_Try it:_ Copy out the listing that follows, exactly, without its pictures.

_Dataset extract:_
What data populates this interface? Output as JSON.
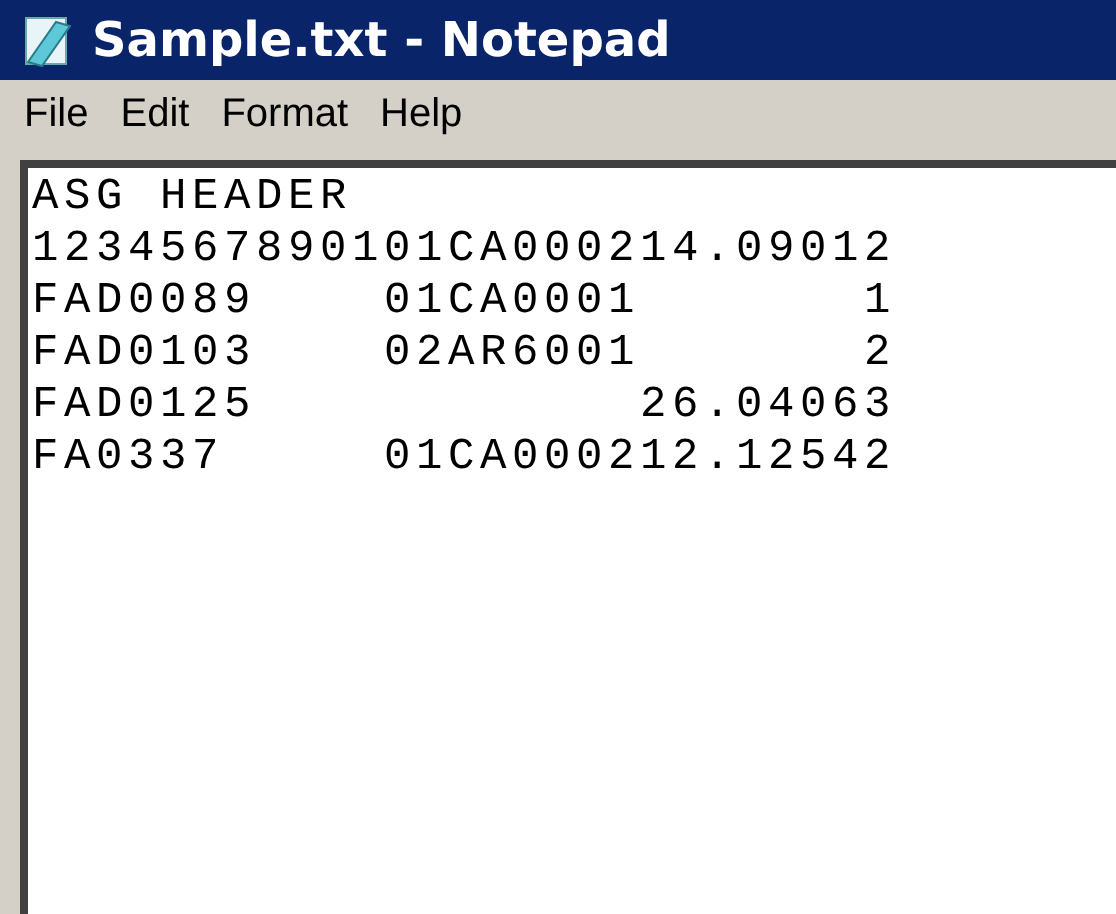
{
  "window": {
    "title": "Sample.txt - Notepad"
  },
  "menu": [
    {
      "label": "File"
    },
    {
      "label": "Edit"
    },
    {
      "label": "Format"
    },
    {
      "label": "Help"
    }
  ],
  "editor": {
    "lines": [
      "ASG HEADER",
      "1234567890101CA000214.09012",
      "FAD0089    01CA0001       1",
      "FAD0103    02AR6001       2",
      "FAD0125            26.04063",
      "FA0337     01CA000212.12542"
    ]
  }
}
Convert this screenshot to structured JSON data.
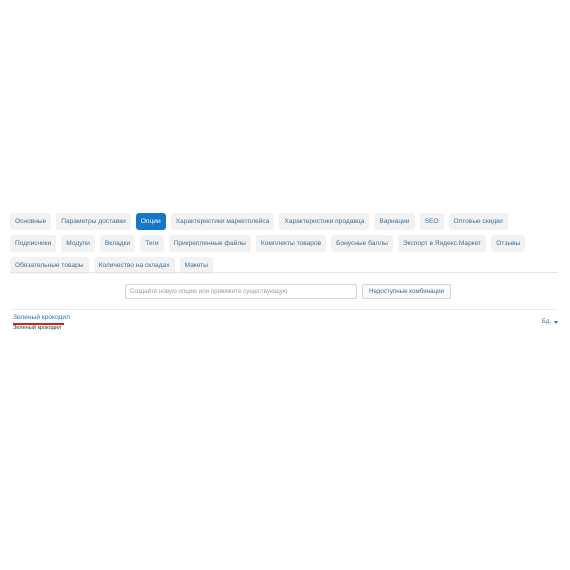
{
  "tabs": [
    {
      "label": "Основные",
      "active": false
    },
    {
      "label": "Параметры доставки",
      "active": false
    },
    {
      "label": "Опции",
      "active": true
    },
    {
      "label": "Характеристики маркетплейса",
      "active": false
    },
    {
      "label": "Характеристики продавца",
      "active": false
    },
    {
      "label": "Вариации",
      "active": false
    },
    {
      "label": "SEO",
      "active": false
    },
    {
      "label": "Оптовые скидки",
      "active": false
    },
    {
      "label": "Подписчики",
      "active": false
    },
    {
      "label": "Модули",
      "active": false
    },
    {
      "label": "Вкладки",
      "active": false
    },
    {
      "label": "Теги",
      "active": false
    },
    {
      "label": "Прикрепленные файлы",
      "active": false
    },
    {
      "label": "Комплекты товаров",
      "active": false
    },
    {
      "label": "Бонусные баллы",
      "active": false
    },
    {
      "label": "Экспорт в Яндекс.Маркет",
      "active": false
    },
    {
      "label": "Отзывы",
      "active": false
    },
    {
      "label": "Обязательные товары",
      "active": false
    },
    {
      "label": "Количество на складах",
      "active": false
    },
    {
      "label": "Макеты",
      "active": false
    }
  ],
  "options_toolbar": {
    "search_placeholder": "Создайте новую опцию или привяжите существующую",
    "unavailable_label": "Недоступные комбинации"
  },
  "option": {
    "name": "Зеленый крокодил",
    "subtitle": "Зеленый крокодил"
  },
  "currency": {
    "label": "Бд."
  },
  "colors": {
    "active_tab": "#1577c6",
    "link": "#2b73b8",
    "underline": "#d42020"
  }
}
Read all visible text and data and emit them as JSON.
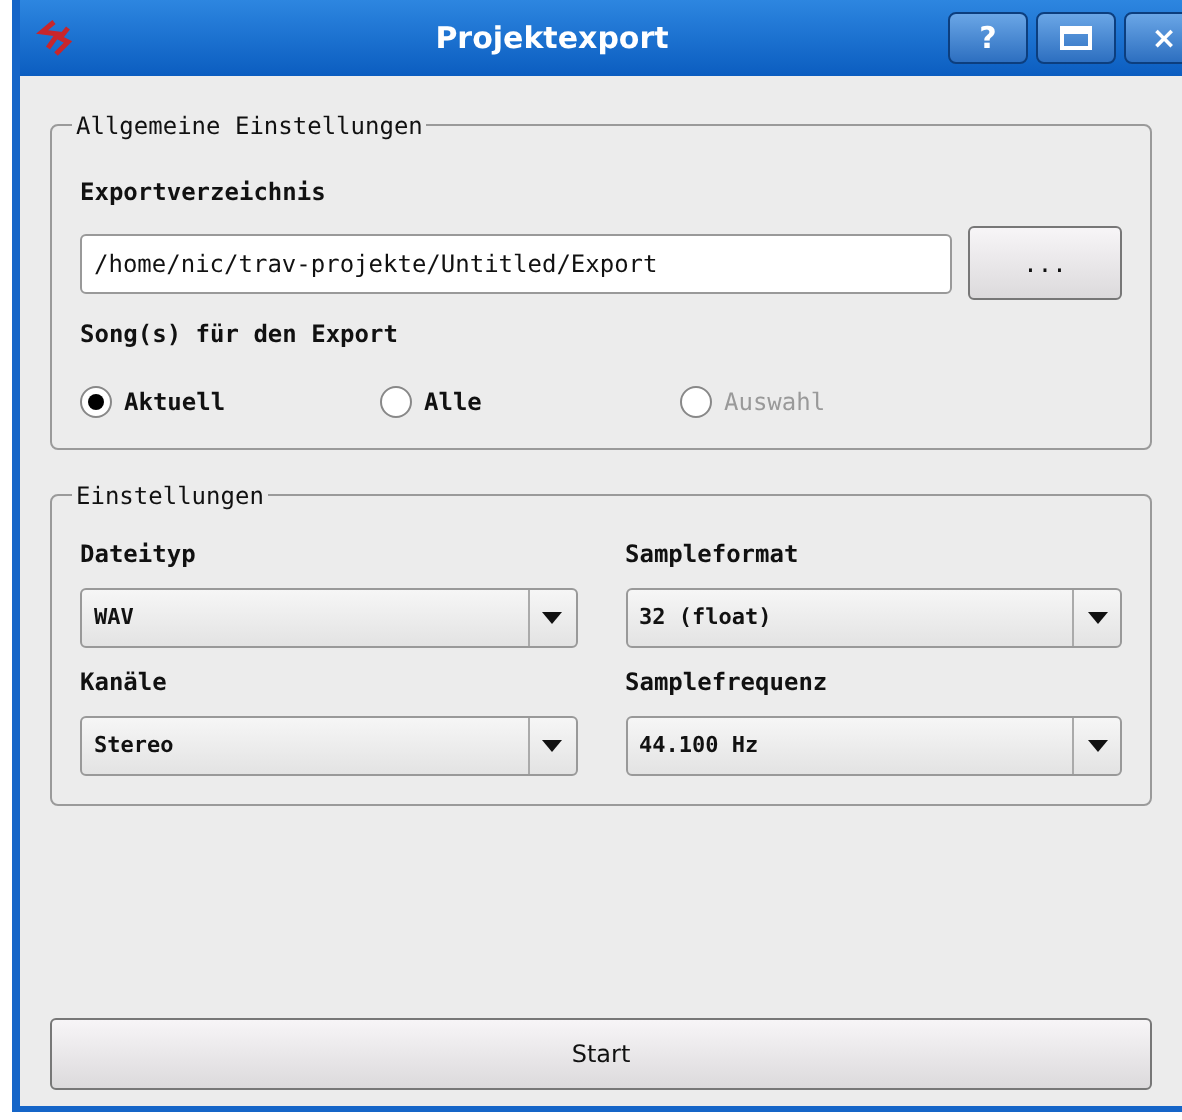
{
  "window": {
    "title": "Projektexport",
    "buttons": [
      "?",
      "×"
    ]
  },
  "general": {
    "title": "Allgemeine Einstellungen",
    "dir_label": "Exportverzeichnis",
    "dir_value": "/home/nic/trav-projekte/Untitled/Export",
    "browse": "...",
    "songs_label": "Song(s) für den Export",
    "options": [
      {
        "label": "Aktuell",
        "selected": true,
        "disabled": false
      },
      {
        "label": "Alle",
        "selected": false,
        "disabled": false
      },
      {
        "label": "Auswahl",
        "selected": false,
        "disabled": true
      }
    ]
  },
  "settings": {
    "title": "Einstellungen",
    "fields": [
      {
        "label": "Dateityp",
        "value": "WAV"
      },
      {
        "label": "Sampleformat",
        "value": "32 (float)"
      },
      {
        "label": "Kanäle",
        "value": "Stereo"
      },
      {
        "label": "Samplefrequenz",
        "value": "44.100 Hz"
      }
    ]
  },
  "start": "Start"
}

_Completed exercise:_
What data populates this interface? Output as JSON.
{
  "window": {
    "title": "Sample.txt - Notepad"
  },
  "menu": [
    {
      "label": "File"
    },
    {
      "label": "Edit"
    },
    {
      "label": "Format"
    },
    {
      "label": "Help"
    }
  ],
  "editor": {
    "lines": [
      "ASG HEADER",
      "1234567890101CA000214.09012",
      "FAD0089    01CA0001       1",
      "FAD0103    02AR6001       2",
      "FAD0125            26.04063",
      "FA0337     01CA000212.12542"
    ]
  }
}
Convert this screenshot to structured JSON data.
{
  "tabs": [
    {
      "label": "Основные",
      "active": false
    },
    {
      "label": "Параметры доставки",
      "active": false
    },
    {
      "label": "Опции",
      "active": true
    },
    {
      "label": "Характеристики маркетплейса",
      "active": false
    },
    {
      "label": "Характеристики продавца",
      "active": false
    },
    {
      "label": "Вариации",
      "active": false
    },
    {
      "label": "SEO",
      "active": false
    },
    {
      "label": "Оптовые скидки",
      "active": false
    },
    {
      "label": "Подписчики",
      "active": false
    },
    {
      "label": "Модули",
      "active": false
    },
    {
      "label": "Вкладки",
      "active": false
    },
    {
      "label": "Теги",
      "active": false
    },
    {
      "label": "Прикрепленные файлы",
      "active": false
    },
    {
      "label": "Комплекты товаров",
      "active": false
    },
    {
      "label": "Бонусные баллы",
      "active": false
    },
    {
      "label": "Экспорт в Яндекс.Маркет",
      "active": false
    },
    {
      "label": "Отзывы",
      "active": false
    },
    {
      "label": "Обязательные товары",
      "active": false
    },
    {
      "label": "Количество на складах",
      "active": false
    },
    {
      "label": "Макеты",
      "active": false
    }
  ],
  "options_toolbar": {
    "search_placeholder": "Создайте новую опцию или привяжите существующую",
    "unavailable_label": "Недоступные комбинации"
  },
  "option": {
    "name": "Зеленый крокодил",
    "subtitle": "Зеленый крокодил"
  },
  "currency": {
    "label": "Бд."
  },
  "colors": {
    "active_tab": "#1577c6",
    "link": "#2b73b8",
    "underline": "#d42020"
  }
}
Read all visible text and data and emit them as JSON.
{
  "window": {
    "title": "Projektexport",
    "buttons": [
      "?",
      "×"
    ]
  },
  "general": {
    "title": "Allgemeine Einstellungen",
    "dir_label": "Exportverzeichnis",
    "dir_value": "/home/nic/trav-projekte/Untitled/Export",
    "browse": "...",
    "songs_label": "Song(s) für den Export",
    "options": [
      {
        "label": "Aktuell",
        "selected": true,
        "disabled": false
      },
      {
        "label": "Alle",
        "selected": false,
        "disabled": false
      },
      {
        "label": "Auswahl",
        "selected": false,
        "disabled": true
      }
    ]
  },
  "settings": {
    "title": "Einstellungen",
    "fields": [
      {
        "label": "Dateityp",
        "value": "WAV"
      },
      {
        "label": "Sampleformat",
        "value": "32 (float)"
      },
      {
        "label": "Kanäle",
        "value": "Stereo"
      },
      {
        "label": "Samplefrequenz",
        "value": "44.100 Hz"
      }
    ]
  },
  "start": "Start"
}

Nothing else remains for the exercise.